MM: I have a personal reaction to the film coming out on Christmas Day. That was a day my mother loved to see movies; we’d all go to see a movie. So when they said Christmas Day, I felt like that’s just a ghost in the works, making that happen. In terms of the election, it’s been really weird: we were screening the movie before the election and after, and the mood just took a different turn. The movie has a different weight now, which I can’t take any credit for, but—both in the liberalism that’s in anything to do with Jimmy Carter, and specifically his “Crisis of Confidence” speech that’s in the film—the vulnerability, that sort of non-paternal voice that he had as the President–
PN: He’s so earnest and sincere. I watched the speech on YouTube before coming over here. It’s shocking how earnest it is, that he sat in front of a camera and the American people and told them “don’t be narcissists” and “don’t be selfish” and thought that would have an effect–
MM: Yeah, and that’s after Watergate, the assassination of Kennedy and Martin Luther King Jr., Vietnam—for the President to say that we have fucked up, that we have lost our way. But I also feel like there’s an interesting parallelism that’s completely different: Carter—it’s not like he was a “feminine” President, but he’s definitely not a patriarchal father figure. And then Reagan came and took that role and said, “Here’s a master narrative.” He’s completely Dad, you know? With a capital D. And I really prefer a non-patriarchal President, right? I found Carter really interesting and so expansive; his whole method of being I could really relate to. And so there are some parallels between Carter and Obama on a very superficial level, I think. I feel like the 70s and the end of the 70s witnessed a sort of waning of patriarchal masculine power, or at least a waning of the male narrative—the Bogart era was going away, even the hero hippie narrative was going away, therapy was on the rise, and many men felt sort of awash. That’s what I was sort of trying to depict with Billy Crudup’s character.
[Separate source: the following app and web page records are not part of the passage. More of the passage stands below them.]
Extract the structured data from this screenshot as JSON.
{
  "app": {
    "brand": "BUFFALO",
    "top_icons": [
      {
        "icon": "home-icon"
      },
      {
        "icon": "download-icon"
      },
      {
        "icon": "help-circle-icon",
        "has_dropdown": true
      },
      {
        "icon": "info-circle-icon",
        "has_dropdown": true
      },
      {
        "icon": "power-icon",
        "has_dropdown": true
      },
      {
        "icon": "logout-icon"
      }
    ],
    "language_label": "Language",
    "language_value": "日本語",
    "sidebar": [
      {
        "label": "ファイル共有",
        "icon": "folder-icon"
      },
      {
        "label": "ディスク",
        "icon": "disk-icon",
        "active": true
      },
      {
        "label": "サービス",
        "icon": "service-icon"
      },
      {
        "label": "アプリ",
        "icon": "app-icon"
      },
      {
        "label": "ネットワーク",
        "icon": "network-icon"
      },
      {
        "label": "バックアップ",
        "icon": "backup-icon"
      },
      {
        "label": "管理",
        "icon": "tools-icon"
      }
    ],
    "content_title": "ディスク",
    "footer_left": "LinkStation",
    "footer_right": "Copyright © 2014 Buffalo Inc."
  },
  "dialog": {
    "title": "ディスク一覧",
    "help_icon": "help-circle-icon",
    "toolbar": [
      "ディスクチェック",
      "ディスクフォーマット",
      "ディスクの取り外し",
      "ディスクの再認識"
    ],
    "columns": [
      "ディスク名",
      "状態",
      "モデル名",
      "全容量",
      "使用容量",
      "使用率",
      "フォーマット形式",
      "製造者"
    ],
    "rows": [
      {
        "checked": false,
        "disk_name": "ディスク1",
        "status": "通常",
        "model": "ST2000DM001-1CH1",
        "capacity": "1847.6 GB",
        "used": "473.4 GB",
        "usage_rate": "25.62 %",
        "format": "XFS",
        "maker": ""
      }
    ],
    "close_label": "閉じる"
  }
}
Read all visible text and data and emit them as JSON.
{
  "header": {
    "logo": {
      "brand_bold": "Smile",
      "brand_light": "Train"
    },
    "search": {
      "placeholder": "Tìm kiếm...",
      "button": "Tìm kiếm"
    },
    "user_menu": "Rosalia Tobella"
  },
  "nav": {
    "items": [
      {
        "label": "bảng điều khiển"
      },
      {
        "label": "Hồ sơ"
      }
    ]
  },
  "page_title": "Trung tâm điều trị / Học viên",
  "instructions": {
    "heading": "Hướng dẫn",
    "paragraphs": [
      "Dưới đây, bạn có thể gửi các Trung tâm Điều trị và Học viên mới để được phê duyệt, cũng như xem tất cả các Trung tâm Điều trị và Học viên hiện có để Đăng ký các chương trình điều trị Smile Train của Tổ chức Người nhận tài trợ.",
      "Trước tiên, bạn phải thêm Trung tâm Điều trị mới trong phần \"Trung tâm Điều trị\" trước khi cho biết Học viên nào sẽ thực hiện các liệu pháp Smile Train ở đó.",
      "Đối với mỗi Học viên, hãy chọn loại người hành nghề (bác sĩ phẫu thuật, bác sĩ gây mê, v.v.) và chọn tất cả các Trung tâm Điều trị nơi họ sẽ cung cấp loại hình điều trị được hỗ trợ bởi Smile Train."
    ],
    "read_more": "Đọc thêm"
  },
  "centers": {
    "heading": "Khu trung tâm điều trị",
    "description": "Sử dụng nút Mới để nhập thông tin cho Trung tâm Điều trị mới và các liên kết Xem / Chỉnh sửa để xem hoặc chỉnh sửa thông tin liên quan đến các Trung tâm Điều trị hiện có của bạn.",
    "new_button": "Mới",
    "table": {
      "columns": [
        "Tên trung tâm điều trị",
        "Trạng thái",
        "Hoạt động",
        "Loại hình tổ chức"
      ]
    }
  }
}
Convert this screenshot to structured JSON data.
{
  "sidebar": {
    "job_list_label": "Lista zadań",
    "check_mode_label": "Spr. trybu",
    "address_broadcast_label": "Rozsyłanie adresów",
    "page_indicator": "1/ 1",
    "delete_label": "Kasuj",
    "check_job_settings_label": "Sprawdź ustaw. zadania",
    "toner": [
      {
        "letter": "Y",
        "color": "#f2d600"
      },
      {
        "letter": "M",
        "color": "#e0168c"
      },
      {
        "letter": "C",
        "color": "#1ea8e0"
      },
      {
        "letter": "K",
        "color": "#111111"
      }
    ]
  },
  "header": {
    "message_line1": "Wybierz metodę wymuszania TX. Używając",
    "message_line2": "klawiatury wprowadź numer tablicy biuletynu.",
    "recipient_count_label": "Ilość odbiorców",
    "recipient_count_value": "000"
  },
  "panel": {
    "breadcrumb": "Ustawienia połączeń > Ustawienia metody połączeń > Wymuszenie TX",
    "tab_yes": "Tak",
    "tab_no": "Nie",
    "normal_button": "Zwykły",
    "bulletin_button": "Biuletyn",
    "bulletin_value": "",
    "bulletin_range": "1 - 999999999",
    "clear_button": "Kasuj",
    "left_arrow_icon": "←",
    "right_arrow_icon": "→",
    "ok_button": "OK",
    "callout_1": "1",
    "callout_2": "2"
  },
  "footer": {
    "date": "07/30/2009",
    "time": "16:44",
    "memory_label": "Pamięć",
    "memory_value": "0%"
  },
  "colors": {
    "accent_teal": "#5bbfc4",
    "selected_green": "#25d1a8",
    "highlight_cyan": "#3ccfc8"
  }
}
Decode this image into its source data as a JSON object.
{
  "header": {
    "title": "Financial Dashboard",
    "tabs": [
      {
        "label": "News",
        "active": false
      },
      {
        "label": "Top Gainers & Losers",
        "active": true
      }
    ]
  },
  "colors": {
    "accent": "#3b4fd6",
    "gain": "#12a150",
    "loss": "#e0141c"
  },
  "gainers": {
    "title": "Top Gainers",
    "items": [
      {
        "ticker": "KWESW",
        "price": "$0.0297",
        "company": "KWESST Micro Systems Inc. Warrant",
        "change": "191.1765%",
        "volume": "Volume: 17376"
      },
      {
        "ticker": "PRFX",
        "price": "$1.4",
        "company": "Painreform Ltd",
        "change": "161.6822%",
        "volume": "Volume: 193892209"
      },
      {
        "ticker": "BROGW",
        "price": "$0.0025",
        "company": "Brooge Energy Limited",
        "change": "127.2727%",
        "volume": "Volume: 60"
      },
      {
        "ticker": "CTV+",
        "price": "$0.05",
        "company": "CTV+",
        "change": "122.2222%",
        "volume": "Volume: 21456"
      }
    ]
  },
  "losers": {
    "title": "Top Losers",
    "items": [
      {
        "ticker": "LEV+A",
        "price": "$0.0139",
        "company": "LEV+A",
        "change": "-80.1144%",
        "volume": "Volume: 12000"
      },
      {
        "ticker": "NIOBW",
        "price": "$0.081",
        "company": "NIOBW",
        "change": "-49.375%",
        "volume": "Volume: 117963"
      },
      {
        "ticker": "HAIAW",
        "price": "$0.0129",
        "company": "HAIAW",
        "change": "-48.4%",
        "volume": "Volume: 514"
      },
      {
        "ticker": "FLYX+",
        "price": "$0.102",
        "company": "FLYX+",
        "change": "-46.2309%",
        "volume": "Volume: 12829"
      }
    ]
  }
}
MM: That Carter non-patriarchal liberalism just feels so incredibly impossible now, especially after the election. And then, with all the normalization of the misogyny and total idiotic-ness of Trump’s attitude towards women and really everyone around him—it feels like crazily impossible to imagine that being normalized. And yet it is being normalized. So—hopefully I’m a decent male ally, but any movie that’s just foregrounding women, that’s calling itself 20th Century Women, that’s trying to understand women from a male perspective in some kind of decent non-manipulative way, feels so counter to what the President-elect’s gravitational pull is.
PN: And it’s haunted by this weird sort of ghost, which is that this particular film would have felt totally different if we had just elected Hillary Clinton President.
MM: Right. I mean, I finished the movie in the spring and the summer. And I was able to put different parts of the Carter speech in—I put the beginning and the end of the speech in. “The road that leads to self destruction” ending and the part in the beginning where he’s like, “We’ve lost respect for the joint discourse.” I put those in with respect to the growing Trump movement and the election.
I also watched All the President’s Men on an airplane recently. I think all movies mean more right now. I mean, even The Secret Life of Pets can mean more right now. Because the Trump thing is so dramatic and traumatic. With All the Presidents Men—it’s like, fuck, Trump’s not a Reagan, he’s a Nixon. We’ve got another Nixon on our hands—the amount of lying . . . I read something called “Trump as Post-Factual Presidency”—that really helped me. His ability to just scatter-bomb the discourse with his lies—there’s something very similar there. Anyway, when I was watching All the President’s Men on the plane there was something so heroic about it. I was crying. I guess any movie can make me cry on a plane. But this one was really speaking to me.